Outgoing Lebanese Prime Minister Saad Hariri Tuesday announced that he would be withdrawing his candidacy for the premiership. The announcement came nearly a month after he resigned amid ongoing protests as well as a severe economic and financial crisis with no progress toward a deal being reached on a new government.
"I am sticking by the rule 'not me, rather someone else' to form a government that addresses the aspirations of the young men and women," Hariri said in a statement. "I have full hope and confidence, after announcing this clear and decisive decision, that the president of the republic.... will immediately call the binding parliamentary consultations" to designate a new prime minister, he said.
Hariri will continue in a caretaker capacity until the formation of a new government. With growing discontent against the political elite, protesters have prevented lawmakers from forming a government, having forced the postponement of a legislative session. The session had been scheduled despite the country still remaining without a cabinet following the prime minister's resignation. Hariri, who is aligned with Western and Gulf Arab states, wants to return as head of a cabinet of expert ministers that would exclude other parties, terms that would effectively curb Hezbollah's role. However, Hezbollah and its allies, including the Christian Free Patriotic Movement, continue to seek a deal with Hariri over a government which they say should include both politicians and technocrats.
Hariri submitted his government's resignation on Oct. 29 in response to nationwide anti-government demonstrations that erupted two weeks earlier. They have since targeted corruption and mismanagement by the country's ruling elite. Meanwhile, clashes have erupted yesterday between protesters calling for an overhaul of the political system and supporters of the main Shiite groups Hezbollah and Amal amid reports of gunfire in some parts of Lebanon. The clashes marked the second consecutive night of violence linked to Lebanon's political crisis, threatening to tip largely peaceful demonstrations directed at the country's ruling elite in a bloodier direction.

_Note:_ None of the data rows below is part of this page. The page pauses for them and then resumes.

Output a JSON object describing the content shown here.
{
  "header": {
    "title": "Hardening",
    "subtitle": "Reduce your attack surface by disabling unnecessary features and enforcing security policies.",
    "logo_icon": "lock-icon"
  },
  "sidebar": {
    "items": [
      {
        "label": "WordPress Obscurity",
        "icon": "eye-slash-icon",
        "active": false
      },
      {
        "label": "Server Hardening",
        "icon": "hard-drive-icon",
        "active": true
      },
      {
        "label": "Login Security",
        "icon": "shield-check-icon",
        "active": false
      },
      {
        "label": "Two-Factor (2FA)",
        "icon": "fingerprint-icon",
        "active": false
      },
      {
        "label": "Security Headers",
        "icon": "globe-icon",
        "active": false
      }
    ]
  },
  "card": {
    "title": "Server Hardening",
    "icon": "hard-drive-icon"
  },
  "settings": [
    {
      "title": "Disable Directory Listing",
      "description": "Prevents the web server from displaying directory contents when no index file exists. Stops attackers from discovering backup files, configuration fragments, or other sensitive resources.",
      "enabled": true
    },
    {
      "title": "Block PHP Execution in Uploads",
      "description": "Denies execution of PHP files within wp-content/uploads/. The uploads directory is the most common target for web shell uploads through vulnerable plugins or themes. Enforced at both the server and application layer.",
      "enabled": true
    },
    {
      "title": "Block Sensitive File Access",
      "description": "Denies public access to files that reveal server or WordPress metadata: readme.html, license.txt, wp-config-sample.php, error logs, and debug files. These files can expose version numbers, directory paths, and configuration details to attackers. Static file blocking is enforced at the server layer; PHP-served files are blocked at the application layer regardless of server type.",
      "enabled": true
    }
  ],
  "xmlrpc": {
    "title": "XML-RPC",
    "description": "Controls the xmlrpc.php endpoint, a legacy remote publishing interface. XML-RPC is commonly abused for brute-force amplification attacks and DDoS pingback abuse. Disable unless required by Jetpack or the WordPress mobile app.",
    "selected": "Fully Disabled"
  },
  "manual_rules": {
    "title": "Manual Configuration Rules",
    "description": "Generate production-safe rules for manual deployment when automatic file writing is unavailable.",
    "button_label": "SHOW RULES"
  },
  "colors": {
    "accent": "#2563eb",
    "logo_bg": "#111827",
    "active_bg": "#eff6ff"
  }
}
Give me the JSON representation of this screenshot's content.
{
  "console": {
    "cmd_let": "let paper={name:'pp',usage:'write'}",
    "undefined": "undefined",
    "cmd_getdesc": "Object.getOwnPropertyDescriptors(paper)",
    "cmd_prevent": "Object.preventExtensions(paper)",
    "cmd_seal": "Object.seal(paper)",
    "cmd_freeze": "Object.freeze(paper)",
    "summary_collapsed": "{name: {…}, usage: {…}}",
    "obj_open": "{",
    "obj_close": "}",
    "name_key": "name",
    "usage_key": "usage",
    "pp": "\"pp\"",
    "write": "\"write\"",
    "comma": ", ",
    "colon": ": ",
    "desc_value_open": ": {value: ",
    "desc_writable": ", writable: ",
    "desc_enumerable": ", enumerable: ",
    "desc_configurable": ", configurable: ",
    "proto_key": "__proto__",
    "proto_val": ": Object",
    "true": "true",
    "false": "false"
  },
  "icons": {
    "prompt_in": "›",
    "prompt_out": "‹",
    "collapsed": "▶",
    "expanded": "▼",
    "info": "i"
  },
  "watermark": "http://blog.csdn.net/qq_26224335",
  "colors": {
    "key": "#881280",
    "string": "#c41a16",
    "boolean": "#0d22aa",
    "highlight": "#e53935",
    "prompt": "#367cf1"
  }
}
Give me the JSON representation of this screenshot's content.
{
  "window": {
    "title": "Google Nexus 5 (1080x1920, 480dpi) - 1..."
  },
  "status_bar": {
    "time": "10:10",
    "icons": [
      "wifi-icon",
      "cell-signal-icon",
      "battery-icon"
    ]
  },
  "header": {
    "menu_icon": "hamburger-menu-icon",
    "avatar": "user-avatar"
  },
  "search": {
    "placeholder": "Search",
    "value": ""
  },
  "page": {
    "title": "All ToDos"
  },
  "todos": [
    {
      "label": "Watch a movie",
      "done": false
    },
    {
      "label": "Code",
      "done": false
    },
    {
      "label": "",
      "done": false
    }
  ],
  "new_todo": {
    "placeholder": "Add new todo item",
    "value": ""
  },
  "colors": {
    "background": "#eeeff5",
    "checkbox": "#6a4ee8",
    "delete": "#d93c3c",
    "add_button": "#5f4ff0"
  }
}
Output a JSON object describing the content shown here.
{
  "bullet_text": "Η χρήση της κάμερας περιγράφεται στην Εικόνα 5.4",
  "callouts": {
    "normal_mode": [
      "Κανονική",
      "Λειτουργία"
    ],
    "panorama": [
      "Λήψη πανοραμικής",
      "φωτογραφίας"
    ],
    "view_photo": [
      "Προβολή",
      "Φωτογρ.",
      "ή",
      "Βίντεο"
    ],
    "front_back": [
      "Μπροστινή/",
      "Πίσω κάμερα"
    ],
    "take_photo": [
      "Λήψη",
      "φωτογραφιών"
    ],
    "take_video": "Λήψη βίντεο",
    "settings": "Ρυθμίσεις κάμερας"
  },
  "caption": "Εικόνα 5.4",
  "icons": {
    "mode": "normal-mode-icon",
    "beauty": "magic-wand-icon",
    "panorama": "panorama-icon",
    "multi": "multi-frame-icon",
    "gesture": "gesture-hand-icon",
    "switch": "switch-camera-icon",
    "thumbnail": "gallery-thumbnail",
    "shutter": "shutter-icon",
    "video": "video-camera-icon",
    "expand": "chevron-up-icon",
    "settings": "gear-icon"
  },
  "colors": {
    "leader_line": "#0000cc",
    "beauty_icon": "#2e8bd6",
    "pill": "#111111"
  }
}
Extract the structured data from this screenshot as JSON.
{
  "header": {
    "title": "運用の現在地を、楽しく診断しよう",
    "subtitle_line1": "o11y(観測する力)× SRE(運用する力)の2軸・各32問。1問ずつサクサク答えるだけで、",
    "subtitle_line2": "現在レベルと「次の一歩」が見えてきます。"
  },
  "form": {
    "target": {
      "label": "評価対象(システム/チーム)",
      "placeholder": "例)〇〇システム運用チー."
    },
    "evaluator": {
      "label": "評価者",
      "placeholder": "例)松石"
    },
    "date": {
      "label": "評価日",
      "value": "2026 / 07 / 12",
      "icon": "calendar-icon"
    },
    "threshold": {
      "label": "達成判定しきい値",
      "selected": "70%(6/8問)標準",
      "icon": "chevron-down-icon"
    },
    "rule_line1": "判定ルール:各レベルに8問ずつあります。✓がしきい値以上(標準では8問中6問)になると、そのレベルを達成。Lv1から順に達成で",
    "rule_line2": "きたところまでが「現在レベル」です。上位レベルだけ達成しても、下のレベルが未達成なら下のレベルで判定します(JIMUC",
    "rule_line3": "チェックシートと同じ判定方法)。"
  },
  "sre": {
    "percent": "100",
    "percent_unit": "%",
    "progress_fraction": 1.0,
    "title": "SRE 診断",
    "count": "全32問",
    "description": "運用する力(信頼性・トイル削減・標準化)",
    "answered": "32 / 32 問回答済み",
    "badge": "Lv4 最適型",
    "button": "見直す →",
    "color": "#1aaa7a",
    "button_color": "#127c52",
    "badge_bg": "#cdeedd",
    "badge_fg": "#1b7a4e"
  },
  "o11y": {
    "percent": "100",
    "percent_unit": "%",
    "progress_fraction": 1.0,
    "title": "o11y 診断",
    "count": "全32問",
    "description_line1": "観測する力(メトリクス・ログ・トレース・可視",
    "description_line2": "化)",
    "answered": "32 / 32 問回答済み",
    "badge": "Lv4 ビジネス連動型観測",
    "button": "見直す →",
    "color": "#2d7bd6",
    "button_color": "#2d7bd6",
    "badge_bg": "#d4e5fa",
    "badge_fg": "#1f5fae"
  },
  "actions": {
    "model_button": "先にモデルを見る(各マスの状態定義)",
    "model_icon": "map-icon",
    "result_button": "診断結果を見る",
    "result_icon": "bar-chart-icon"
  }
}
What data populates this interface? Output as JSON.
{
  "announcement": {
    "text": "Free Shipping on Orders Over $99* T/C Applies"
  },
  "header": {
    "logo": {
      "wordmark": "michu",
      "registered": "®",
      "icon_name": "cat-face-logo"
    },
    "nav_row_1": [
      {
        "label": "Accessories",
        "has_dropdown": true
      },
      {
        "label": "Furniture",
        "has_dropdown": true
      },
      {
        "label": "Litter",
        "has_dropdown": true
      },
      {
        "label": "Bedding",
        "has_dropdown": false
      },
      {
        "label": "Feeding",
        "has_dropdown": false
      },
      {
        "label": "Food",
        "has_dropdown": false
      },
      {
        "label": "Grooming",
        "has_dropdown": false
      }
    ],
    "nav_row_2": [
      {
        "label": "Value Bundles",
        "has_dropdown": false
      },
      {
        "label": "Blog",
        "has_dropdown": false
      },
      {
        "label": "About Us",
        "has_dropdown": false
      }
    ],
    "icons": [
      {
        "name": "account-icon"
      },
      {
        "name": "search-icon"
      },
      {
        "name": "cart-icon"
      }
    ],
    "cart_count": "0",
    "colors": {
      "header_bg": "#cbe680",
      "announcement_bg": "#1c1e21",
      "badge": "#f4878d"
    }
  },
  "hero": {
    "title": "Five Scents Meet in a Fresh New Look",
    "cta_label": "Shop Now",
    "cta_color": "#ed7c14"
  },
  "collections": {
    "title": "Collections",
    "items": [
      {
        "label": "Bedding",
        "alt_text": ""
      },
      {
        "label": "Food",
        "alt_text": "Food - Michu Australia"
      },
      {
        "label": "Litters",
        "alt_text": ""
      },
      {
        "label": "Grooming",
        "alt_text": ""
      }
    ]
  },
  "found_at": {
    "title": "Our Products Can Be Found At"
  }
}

Supporters of Amal and the heavily armed Hezbollah have occasionally sought to break up the demonstrations and clear roads cut off by protesters, and destroyed a main protest camp in central Beirut last month. The groups were influential in the coalition government led by Hariri, who quit on Oct. 29 after the protests began. They had opposed Hariri's resignation. In a statement, Hariri's Future Movement warned its supporters to refrain from protesting and stay away from large gatherings to "avoid being dragged into any provocation intended to ignite strife."
Groups of men on motorcycles, some waving Amal and Hezbollah flags, were seen roving streets in Beirut and Tyre, according to witnesses and videos broadcasted on Lebanese media. Adding to tensions, two people were killed when their car slammed into a traffic barrier on a coastal road on Monday, sparking criticism from Hezbollah and others of protesters that have cut roads as a primary tactic to keep up pressure.